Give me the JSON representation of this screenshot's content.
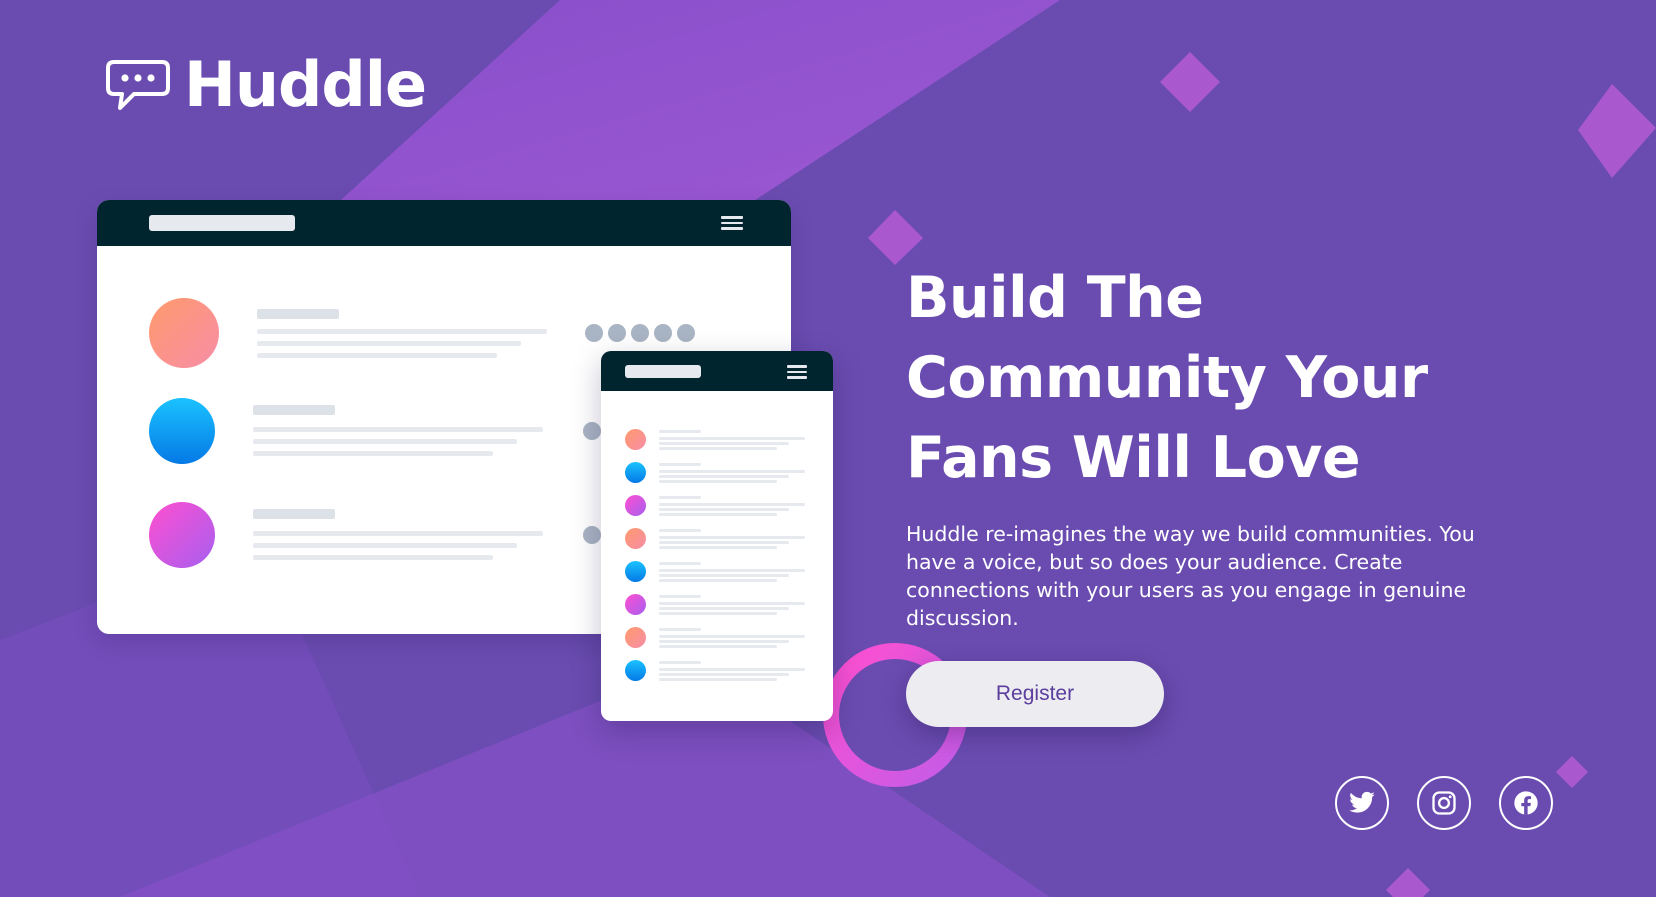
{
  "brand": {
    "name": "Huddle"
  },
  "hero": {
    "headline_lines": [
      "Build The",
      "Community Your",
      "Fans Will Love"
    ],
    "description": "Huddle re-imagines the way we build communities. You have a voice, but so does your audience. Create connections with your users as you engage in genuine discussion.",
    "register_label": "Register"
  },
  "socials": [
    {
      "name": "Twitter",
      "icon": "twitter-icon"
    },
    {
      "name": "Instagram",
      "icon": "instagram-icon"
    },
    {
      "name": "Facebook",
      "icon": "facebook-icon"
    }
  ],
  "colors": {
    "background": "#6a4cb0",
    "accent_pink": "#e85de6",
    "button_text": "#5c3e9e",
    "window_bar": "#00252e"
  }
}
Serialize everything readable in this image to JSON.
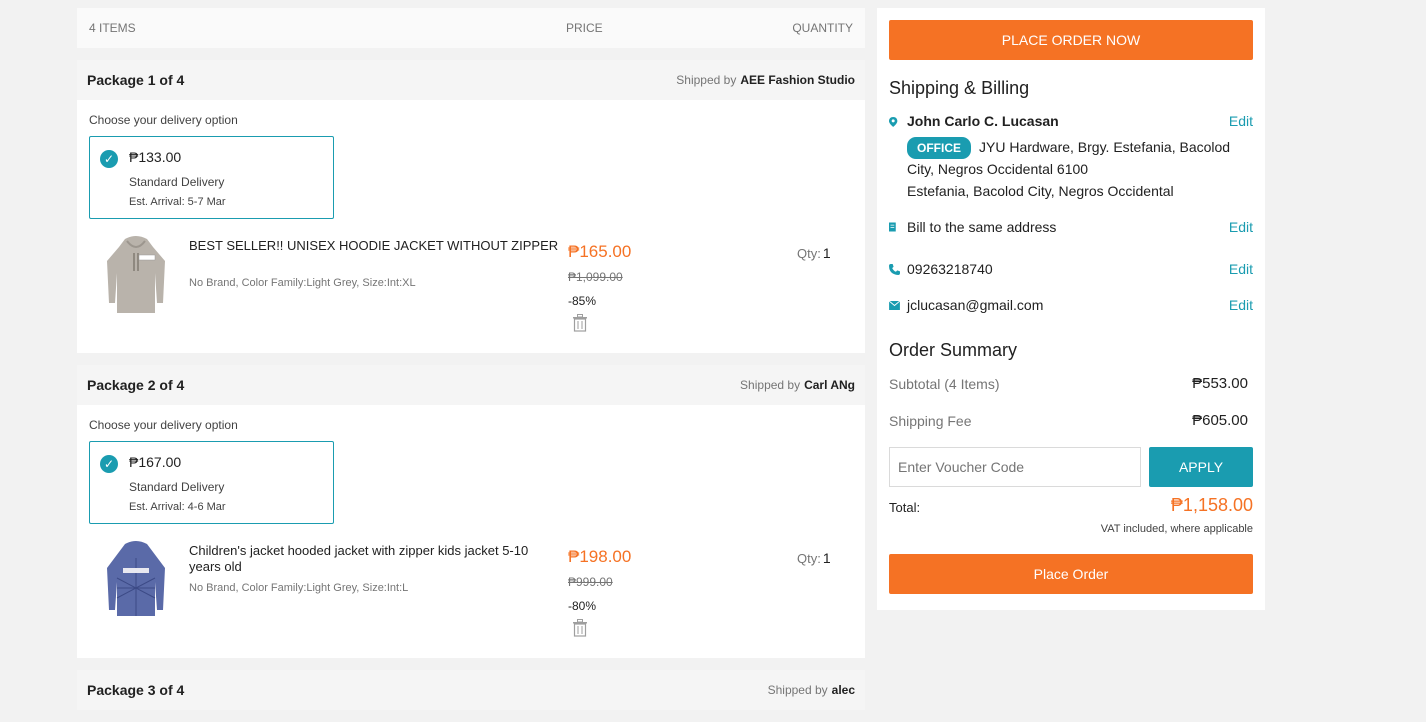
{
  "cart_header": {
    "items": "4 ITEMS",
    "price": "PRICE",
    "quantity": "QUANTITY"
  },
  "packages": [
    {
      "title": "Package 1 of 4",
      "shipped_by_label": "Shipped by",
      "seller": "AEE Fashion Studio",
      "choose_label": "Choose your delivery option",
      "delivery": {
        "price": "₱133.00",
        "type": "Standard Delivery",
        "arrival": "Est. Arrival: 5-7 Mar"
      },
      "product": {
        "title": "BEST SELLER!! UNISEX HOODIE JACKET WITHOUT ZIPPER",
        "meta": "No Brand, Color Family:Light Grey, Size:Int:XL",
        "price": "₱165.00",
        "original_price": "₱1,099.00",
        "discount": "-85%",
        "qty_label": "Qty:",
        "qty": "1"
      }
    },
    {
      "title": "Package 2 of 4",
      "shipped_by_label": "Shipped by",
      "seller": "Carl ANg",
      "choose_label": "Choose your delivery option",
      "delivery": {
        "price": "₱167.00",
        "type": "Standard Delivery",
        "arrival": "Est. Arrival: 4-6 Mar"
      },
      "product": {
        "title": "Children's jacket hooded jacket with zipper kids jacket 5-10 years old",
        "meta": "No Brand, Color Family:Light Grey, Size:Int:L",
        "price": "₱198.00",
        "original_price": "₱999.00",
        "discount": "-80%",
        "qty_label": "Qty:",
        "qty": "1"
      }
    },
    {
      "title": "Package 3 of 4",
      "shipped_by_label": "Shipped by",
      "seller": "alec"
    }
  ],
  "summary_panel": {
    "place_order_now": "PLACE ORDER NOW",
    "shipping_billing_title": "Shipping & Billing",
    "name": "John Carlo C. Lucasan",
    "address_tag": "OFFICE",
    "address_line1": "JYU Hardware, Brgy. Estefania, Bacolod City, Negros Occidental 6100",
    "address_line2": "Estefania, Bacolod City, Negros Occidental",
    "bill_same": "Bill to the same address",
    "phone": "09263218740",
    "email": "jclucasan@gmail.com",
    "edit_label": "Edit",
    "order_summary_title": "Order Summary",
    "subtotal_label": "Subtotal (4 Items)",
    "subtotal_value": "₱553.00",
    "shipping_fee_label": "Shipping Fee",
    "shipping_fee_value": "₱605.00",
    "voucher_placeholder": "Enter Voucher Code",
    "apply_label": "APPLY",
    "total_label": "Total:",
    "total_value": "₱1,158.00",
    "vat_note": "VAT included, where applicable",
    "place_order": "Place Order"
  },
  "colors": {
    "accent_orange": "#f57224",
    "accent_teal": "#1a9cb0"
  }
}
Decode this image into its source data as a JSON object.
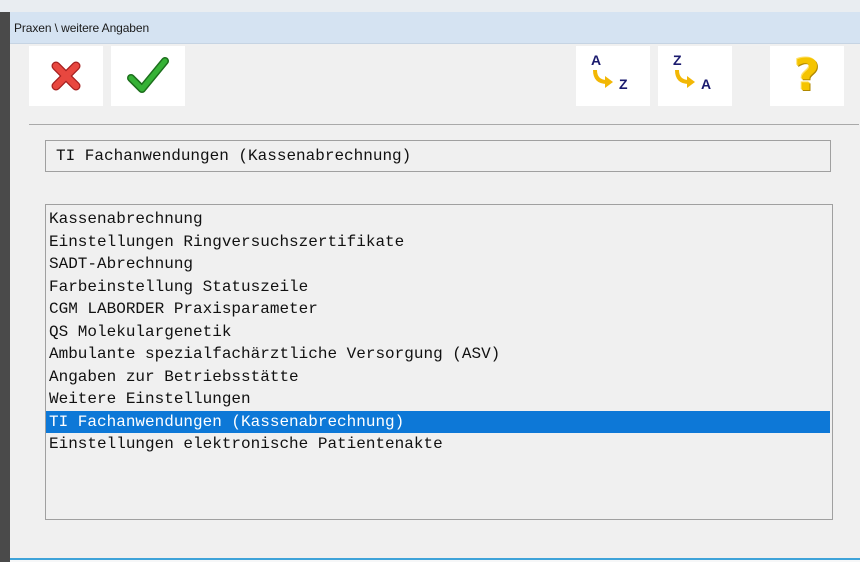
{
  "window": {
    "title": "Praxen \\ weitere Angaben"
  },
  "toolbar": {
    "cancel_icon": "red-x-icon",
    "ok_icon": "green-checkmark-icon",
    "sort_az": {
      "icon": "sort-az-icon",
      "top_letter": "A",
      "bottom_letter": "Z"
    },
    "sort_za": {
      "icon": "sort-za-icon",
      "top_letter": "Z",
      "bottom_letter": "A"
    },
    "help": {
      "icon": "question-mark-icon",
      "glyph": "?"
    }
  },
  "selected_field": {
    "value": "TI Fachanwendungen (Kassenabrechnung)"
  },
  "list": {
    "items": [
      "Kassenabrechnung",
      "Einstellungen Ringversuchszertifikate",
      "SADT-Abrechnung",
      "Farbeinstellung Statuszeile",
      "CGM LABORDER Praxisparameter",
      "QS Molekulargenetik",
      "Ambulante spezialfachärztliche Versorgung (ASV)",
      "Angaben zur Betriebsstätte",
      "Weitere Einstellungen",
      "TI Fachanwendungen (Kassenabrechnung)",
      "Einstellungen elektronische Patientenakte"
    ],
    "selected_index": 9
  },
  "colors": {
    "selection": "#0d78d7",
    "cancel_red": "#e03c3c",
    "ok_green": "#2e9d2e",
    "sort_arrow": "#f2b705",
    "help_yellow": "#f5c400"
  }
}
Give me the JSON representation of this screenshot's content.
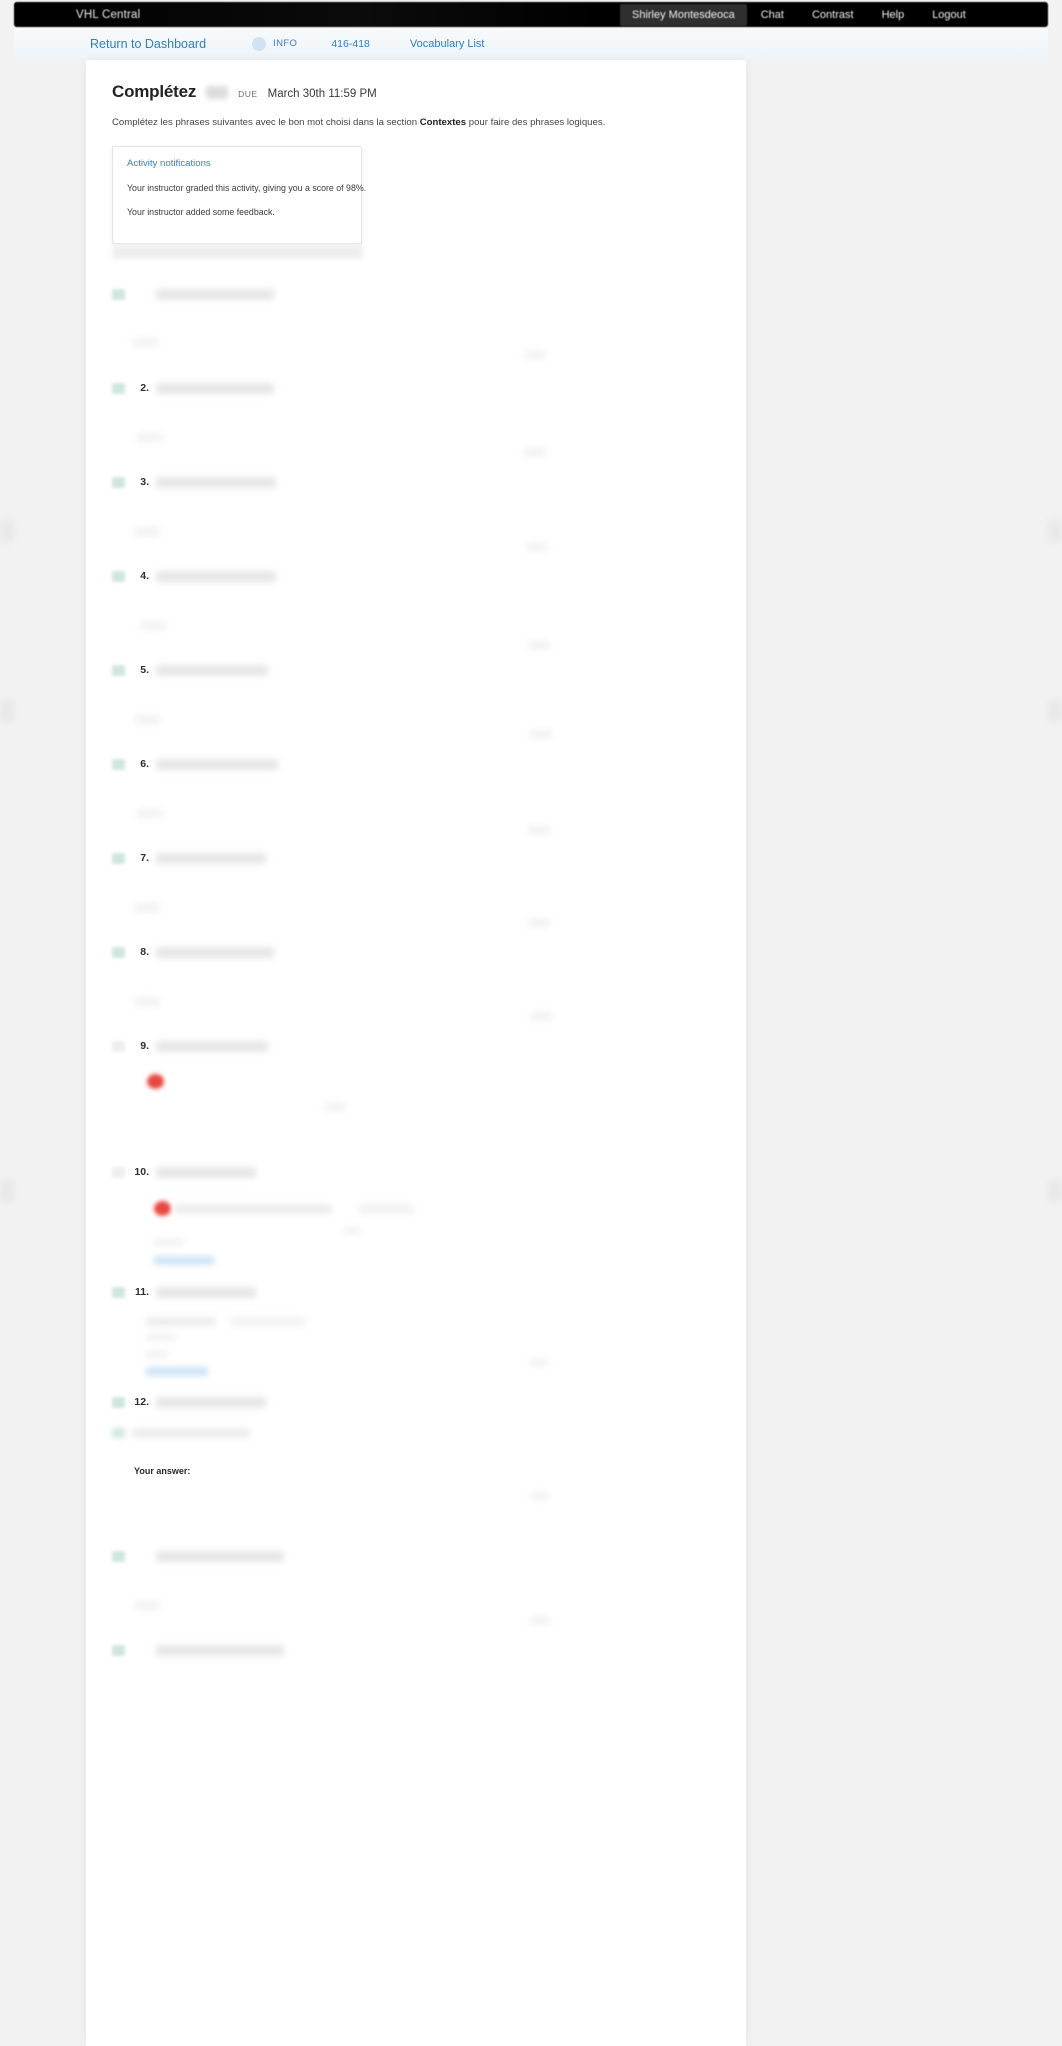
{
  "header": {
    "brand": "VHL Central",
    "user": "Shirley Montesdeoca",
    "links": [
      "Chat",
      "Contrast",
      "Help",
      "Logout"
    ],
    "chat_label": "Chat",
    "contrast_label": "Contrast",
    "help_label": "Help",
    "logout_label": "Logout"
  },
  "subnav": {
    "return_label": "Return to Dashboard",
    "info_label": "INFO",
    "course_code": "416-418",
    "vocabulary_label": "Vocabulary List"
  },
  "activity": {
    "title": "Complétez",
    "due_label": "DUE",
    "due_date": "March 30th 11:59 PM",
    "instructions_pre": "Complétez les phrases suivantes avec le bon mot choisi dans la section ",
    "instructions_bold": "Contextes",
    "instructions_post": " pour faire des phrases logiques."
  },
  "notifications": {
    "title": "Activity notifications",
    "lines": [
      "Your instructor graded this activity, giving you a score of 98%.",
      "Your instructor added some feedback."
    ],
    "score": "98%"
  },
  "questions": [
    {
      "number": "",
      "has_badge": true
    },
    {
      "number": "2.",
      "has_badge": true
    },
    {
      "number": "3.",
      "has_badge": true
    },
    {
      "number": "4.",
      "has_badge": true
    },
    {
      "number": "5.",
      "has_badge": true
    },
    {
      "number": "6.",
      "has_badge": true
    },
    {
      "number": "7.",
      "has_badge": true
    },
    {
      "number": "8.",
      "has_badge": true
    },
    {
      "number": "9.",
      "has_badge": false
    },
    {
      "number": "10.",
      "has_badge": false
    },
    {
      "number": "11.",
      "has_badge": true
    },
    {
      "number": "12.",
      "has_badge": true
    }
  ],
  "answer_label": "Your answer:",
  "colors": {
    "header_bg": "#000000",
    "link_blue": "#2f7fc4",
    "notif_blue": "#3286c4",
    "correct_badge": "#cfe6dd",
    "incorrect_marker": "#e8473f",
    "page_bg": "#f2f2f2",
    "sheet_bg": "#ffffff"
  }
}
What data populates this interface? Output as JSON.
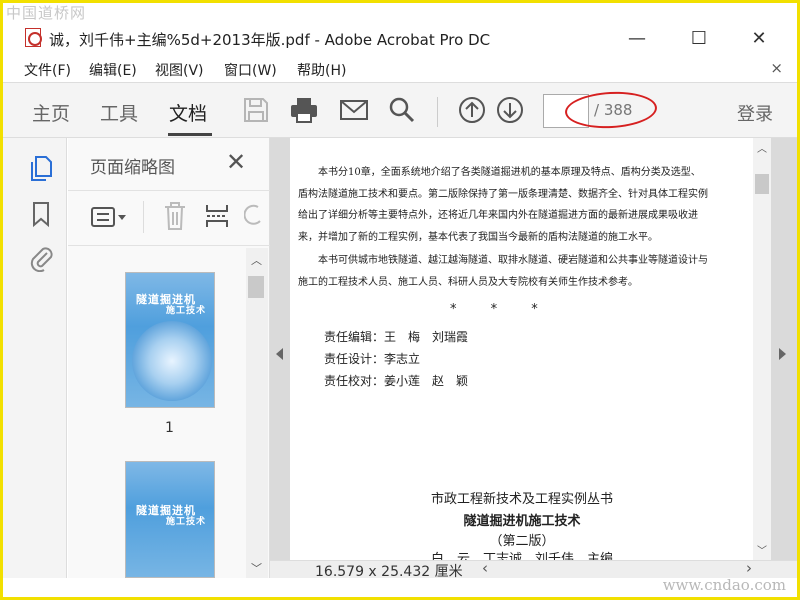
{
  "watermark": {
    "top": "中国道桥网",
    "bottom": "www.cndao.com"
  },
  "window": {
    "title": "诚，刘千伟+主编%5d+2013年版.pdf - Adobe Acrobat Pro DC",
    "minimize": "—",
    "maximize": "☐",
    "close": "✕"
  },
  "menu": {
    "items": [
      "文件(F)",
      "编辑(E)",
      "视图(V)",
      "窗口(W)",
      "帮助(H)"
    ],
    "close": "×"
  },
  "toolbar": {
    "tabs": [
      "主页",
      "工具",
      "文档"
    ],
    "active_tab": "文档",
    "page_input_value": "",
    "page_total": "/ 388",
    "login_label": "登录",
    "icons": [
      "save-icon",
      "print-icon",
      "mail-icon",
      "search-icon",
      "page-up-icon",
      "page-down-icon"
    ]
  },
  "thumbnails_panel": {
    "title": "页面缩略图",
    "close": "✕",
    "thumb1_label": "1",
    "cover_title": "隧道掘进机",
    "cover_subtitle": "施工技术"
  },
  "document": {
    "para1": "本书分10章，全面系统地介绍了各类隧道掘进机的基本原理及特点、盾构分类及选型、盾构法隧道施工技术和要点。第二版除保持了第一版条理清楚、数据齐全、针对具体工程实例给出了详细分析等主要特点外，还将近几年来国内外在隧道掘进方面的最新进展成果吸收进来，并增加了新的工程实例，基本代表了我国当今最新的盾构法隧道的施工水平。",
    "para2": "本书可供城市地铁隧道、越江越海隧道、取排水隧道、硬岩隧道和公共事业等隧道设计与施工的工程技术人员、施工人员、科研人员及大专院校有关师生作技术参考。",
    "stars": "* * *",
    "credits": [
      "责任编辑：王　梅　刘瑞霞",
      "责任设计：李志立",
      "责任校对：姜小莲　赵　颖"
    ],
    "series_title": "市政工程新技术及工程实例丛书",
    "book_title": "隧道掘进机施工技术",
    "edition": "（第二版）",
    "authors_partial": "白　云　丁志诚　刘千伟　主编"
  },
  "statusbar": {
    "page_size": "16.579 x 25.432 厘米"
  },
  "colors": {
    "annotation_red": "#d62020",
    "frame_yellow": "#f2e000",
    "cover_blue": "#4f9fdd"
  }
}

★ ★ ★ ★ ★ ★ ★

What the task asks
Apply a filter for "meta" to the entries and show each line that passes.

Written reply
        "meta": "No Brand, Color Family:Light Grey, Size:Int:XL",
        "meta": "No Brand, Color Family:Light Grey, Size:Int:L",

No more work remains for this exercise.